The Best Places for Millennials to Start a Business
Dubbed the global generation, over half of all millennials would consider moving abroad for work opportunities, and an increasing number are starting their own business ventures. With possibilities of owning a home becoming increasingly difficult in the world’s cities, rent prices soaring and the political climate changing, research shows that millennials are less financially stable compared to previous generations.
GoCompare has released data to reveal the best places for millennials to start a business, measuring ease of registering property, starting and running a business on a day-to-day level, trading across borders, and diversity, among other metrics.
New research has revealed Tallinn in Estonia to be the world’s best city for millennials starting a business, with Canada winning as a country overall – with four of its major cities, Vancouver, Ottawa, Montreal and Toronto featuring in the top ten.
Millennials are the backbone of the “digital nomad” generation, meaning finding hubs for opportunities, innovation and entrepreneurialism are becoming increasingly more sought after.
The top five Locations include:
Tallinn. A reputation for being digitally savvy, tops the leaderboard owing to a combination of the ease of registering property, and starting and running a business. Estonia scored 6.5 for the cost of living, the best score compared to all European, and North American cities.
Toronto. Canada’s leading city in tech innovation, Toronto offers the best business funding in the country. With four of its major cities featured in the top ten, Toronto comes in second to London with an impressive 10,000 WiFi hotspots available citywide.
New Zealand. Named as #1 for starting and running a business with a perfect score of 10, New Zealand also ranks at #4 for biotech potential – with the highest density of PhD graduates in Life Sciences in the world. New Zealand also scores highly for their diversity rating with a score of 6.7 making it one of the best places for women and immigrants to start businesses.
Singapore. Despite having higher living costs than London, Singapore scores highly for starting and running a business, making it attractive for tech startups – being home to over 270 Fintech startups. However, the financial hub also scores highly for diversity, with an impressive score of 6.9.
London – With London’s tech sector fuelling the growth for its digital economy, the capital ranked 2nd to Silicon Valley and Singapore for diversity – with 42 percent of business owners originally from outside the UK. Despite a high living cost, London still scores highly amongst all other metrics making it a popular destination for entrepreneurs.
What are millennial entrepreneurs looking for?
With opportunities to travel and being globally-connected being important to most millennials, many are looking outside of their home countries to start their own businesses. Here are some of the key factors in attracting young entrepreneurs:
Digitally-savvy cities. Digital connectivity is a non-negotiable in the 21st century working world, where location-independent entrepreneurs are set to dominate. Despite not featuring in the top ten, Moscow leads the way for public wi-fi hotspots, offering a total of 41,250. Helsinki offers the fastest internet connectivity, racing ahead with 17.4mbps. Ironically, the Silicon Valley offers some of the slowest wi-fi, at 3.7mbps.

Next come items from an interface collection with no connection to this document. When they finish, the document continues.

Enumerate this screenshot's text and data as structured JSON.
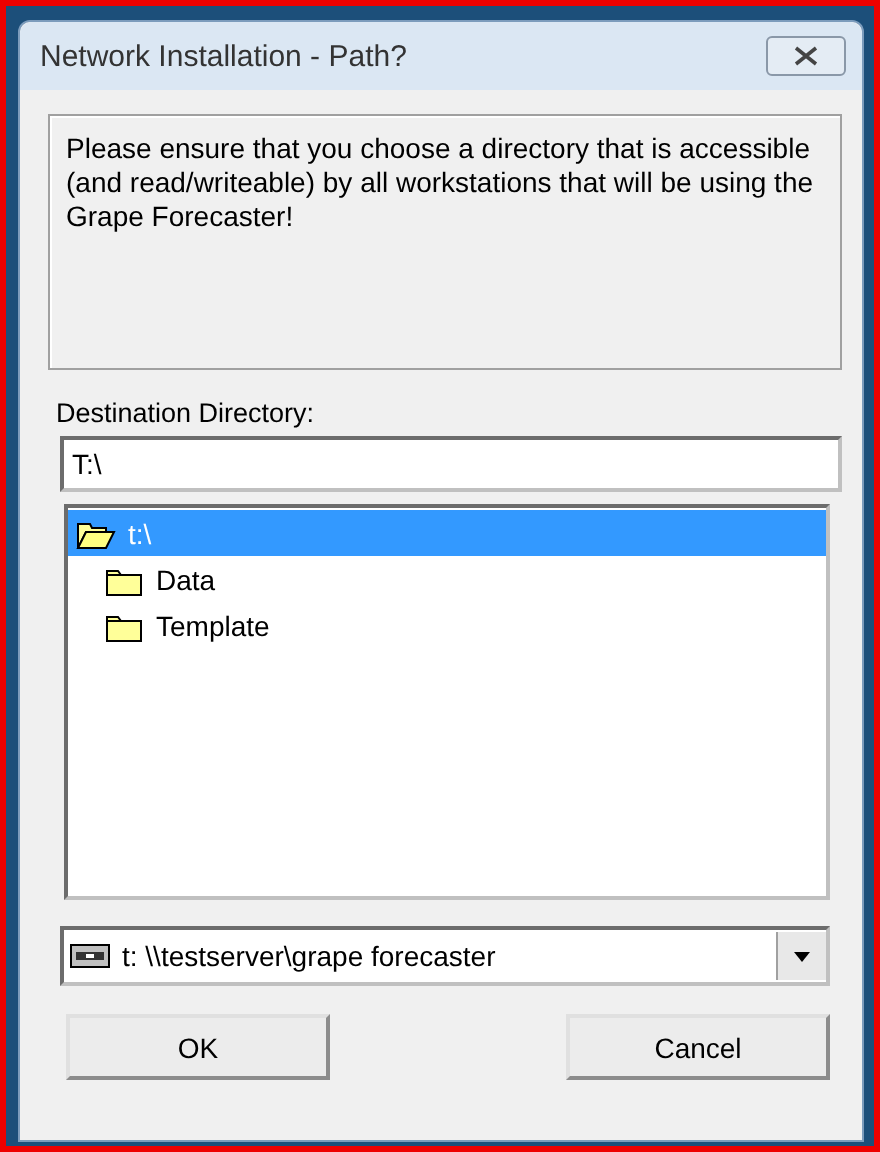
{
  "window": {
    "title": "Network Installation - Path?"
  },
  "message": "Please ensure that you choose a directory that is accessible (and read/writeable) by all workstations that will be using the Grape Forecaster!",
  "destination": {
    "label": "Destination Directory:",
    "value": "T:\\"
  },
  "folders": [
    {
      "name": "t:\\",
      "expanded": true,
      "selected": true,
      "children": [
        {
          "name": "Data",
          "expanded": false,
          "selected": false
        },
        {
          "name": "Template",
          "expanded": false,
          "selected": false
        }
      ]
    }
  ],
  "drive": {
    "value": "t:  \\\\testserver\\grape forecaster"
  },
  "buttons": [
    "OK",
    "Cancel"
  ]
}
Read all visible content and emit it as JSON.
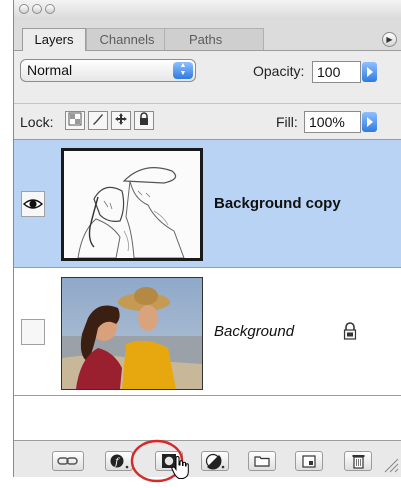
{
  "window": {
    "buttons": [
      "close",
      "minimize",
      "zoom"
    ]
  },
  "tabs": [
    {
      "label": "Layers",
      "active": true
    },
    {
      "label": "Channels",
      "active": false
    },
    {
      "label": "Paths",
      "active": false
    }
  ],
  "blend": {
    "mode": "Normal",
    "opacity_label": "Opacity:",
    "opacity_value": "100"
  },
  "lock": {
    "label": "Lock:",
    "fill_label": "Fill:",
    "fill_value": "100%",
    "icons": [
      "lock-transparent-icon",
      "lock-brush-icon",
      "lock-move-icon",
      "lock-all-icon"
    ]
  },
  "layers": [
    {
      "name": "Background copy",
      "visible": true,
      "selected": true,
      "locked": false,
      "thumbnail": "sketch-of-couple"
    },
    {
      "name": "Background",
      "visible": false,
      "selected": false,
      "locked": true,
      "thumbnail": "photo-of-couple-at-beach"
    }
  ],
  "colors": {
    "selected_row": "#b9d3f5",
    "highlight_circle": "#d42a2a",
    "accent_blue": "#2f7ae0"
  },
  "bottom_buttons": [
    "link-layers-icon",
    "layer-style-icon",
    "add-layer-mask-icon",
    "adjustment-layer-icon",
    "new-group-icon",
    "new-layer-icon",
    "trash-icon"
  ],
  "highlighted_button": "add-layer-mask-icon"
}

Diversity is key. Diversity in business broadly equates to fairer representation across the whole of society. In this study, diversity was ranked according to the relative number of businesses with female and/or immigrant founders. With 31 percent, Silicon Valley led the way on the diversity front. London (17 percent) lagged behind New York (25.5 percent), Chicago (24.5 percent), and Paris (26.5 percent). Cape Town and Seoul came second and third overall for diversity, with 28.5 percent and 28 percent respectively of their businesses founded by minorities.
Cost of living. Millennials around the world are notoriously trapped by soaring rents and ever-less attainable property ladders. Of the top ten, the stats reveal that most have a relatively high cost of living; however, Ottawa and Vancouver are notable exceptions. Perhaps surprisingly, Singapore and even New Zealand are ranked as having a higher cost of living than London.